Model providers freely admit that models are tools, not oracles, and a deep understanding of your business is necessary to properly integrate other sources of quantitative and qualitative information into any corporate evaluation of disaster risk, including estimated losses in the aftermath of actual events. Model providers should provide transparency by clearly stating what is included in a particular model (e.g. sub-perils, lines of business and coverages) and, more importantly, what is not included. Model providers should also be able to provide expertise and consulting services to assist you in filling in the gaps.
Good Questions Drive Good Practices, Inside and Outside the Organization
This Perspective addressed key questions organizations should be asking of their model vendor. But don't forget to also question data managers, model operators, end users, and even the stakeholders evaluating the results. All should have good answers if they are playing their roles properly. In addition, they should be capable of performing basic checks, such as making sure that hurricane frequencies by coastal segment conform to a common sense understanding of how hurricanes behave.

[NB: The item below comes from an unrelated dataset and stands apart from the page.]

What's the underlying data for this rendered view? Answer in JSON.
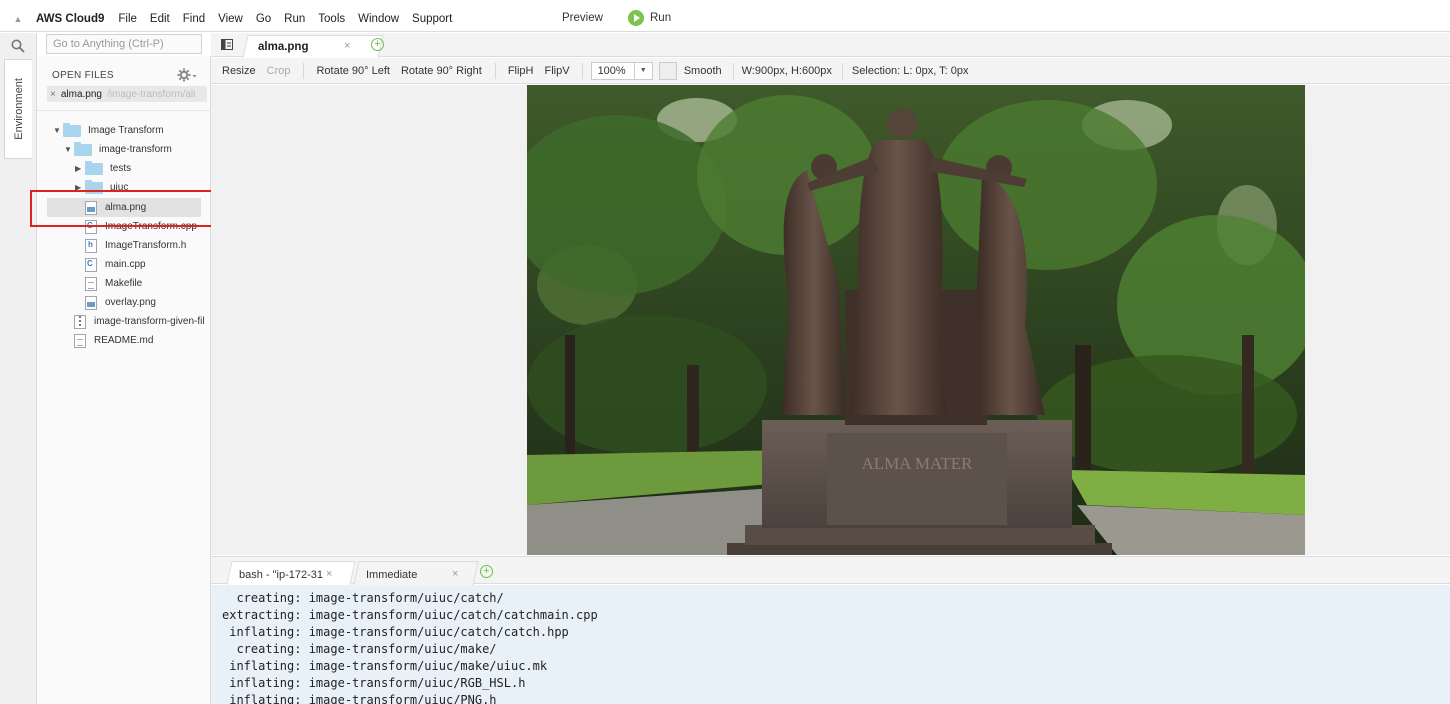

As chief executive of a firm driven by science and technology as well as human capital, I've learned that framing and repeatedly asking the right questions to decision-makers both inside and outside the firm is often the most productive action I can take to ensure robust business processes and credible results. My advice to insurance leaders tasked with managing the complex decision analytics of catastrophe modeling is to do the same, and to insist that the answers reflect the best practices needed to provide confidence that the tools are being used properly.